"You are free to sneak, bribe, cheat, connive and generally out-wit the world to get yourselves to the end. In fact you will probably have to.
" So reads an online Mongol disclaimer for participants. This year, instead of out-witting the world, one rally team briefly claimed a small piece of it. In mid-August three stranded members of Team DesertTaxi—two UCL students and a retired American journalist traveling in a black British cab—temporarily established their own country.
Different dates on team members’ visas denied them access to Russia or re-entry to Kazakhstan as a group, trapping them between the two countries. They asked border authorities what to do. "They said, well you can set up your tent here," team member Edward Monckton recalled. "Right on the border."
An art student back in England, for the next few days Monckton’s life resembled an episode from The Man Who Would be King. "We roped off our territory with a sign saying the ‘People’s Autocratic Republic of Taxistan,’" Monckton said. "Then we set up passport control—taking
the bonnet off a ford transit van abandoned in no-man’s land and putting
it up on bricks to make a desk."
Many locals as well as fellow ralliers visited the booth requesting Monckton and his colleagues issue them visas for passing through. Taxistan, however, was not an ideal place to spend an extended vacation. Near a nuclear testing site and a railway that shuttled 60 car trains every 40 minutes, the new country offered no food or sanitation.
Landlocked and unrecognized by other nations, ‘Taxistan,’ required external aide to maintain its three residents. "We basically relied on other Mongol rally teams
to push things through the barbed wire to keep us alive," Monckton said. Despite the hardships, the country’s population—Mockton, his university friend Max Firman, and former ABC reporter Jimmy Walker—swelled with national pride.
"We realized after the first day we were in neutral territory and border authorities
couldn’t do anything to stop us," Monckton said. "We would wake up every morning and play ‘God Save the Queen,’ followed by the ‘Great Escape,’ until the Russian guard came out in his ridiculously oversized hat and start waving his baton and blowing his whistle."
Each morning the team would take a Union Jack hubcap from the cab and put it on a flagpole.

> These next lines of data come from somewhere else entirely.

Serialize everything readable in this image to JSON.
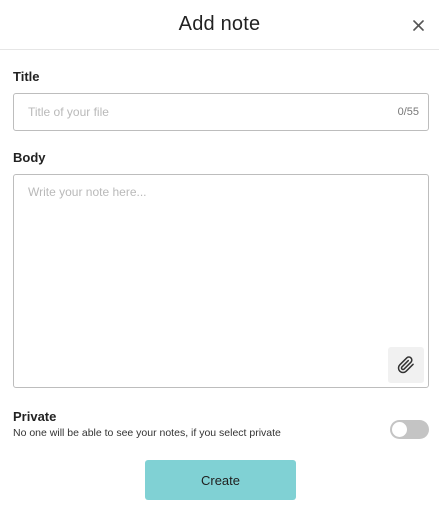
{
  "header": {
    "title": "Add note",
    "close_icon": "close-icon"
  },
  "title_field": {
    "label": "Title",
    "placeholder": "Title of your file",
    "value": "",
    "char_count": "0/55"
  },
  "body_field": {
    "label": "Body",
    "placeholder": "Write your note here...",
    "value": "",
    "attach_icon": "paperclip-icon"
  },
  "privacy": {
    "label": "Private",
    "description": "No one will be able to see your notes, if you select private",
    "enabled": false
  },
  "actions": {
    "create_label": "Create"
  },
  "colors": {
    "primary_button": "#80d1d4",
    "toggle_off": "#c4c4c4",
    "border": "#bdbdbd",
    "placeholder": "#b9b9b9"
  }
}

Then, Monckton said, "we played cricket in our boxer shorts." The trio spent the remainder of most its days preventing Russian cars from cutting off ralliers at the border crossing.
‘Taxistan,’ established its first diplomatic relations when Walker became violently ill. After receiving minimal help from local authorities, Monckton called a university friend from Kazakhstan who contacted everyone she knew in the area. Eventually, the mayor of a nearby town came to ensure Walker received treatment.
After nearly a week, Monckton’s, Firman’s, and Walker’s visas all became valid and ‘Taxistan’ dissolved. The team traveled through Russia to Mongolia where the cab itself suffered its worst punishment on the country’s roads.
Beat up and dusty, the team Desert Taxi arrived safely in Ulaanbaatar after a month, a week and a day of travel. Together the members raised about US$ 25,000 for charity, none of which will go to aide ‘Taxistan,’ but with the rally concluded, that country’s former residents are self sufficient once again.
THE UB POST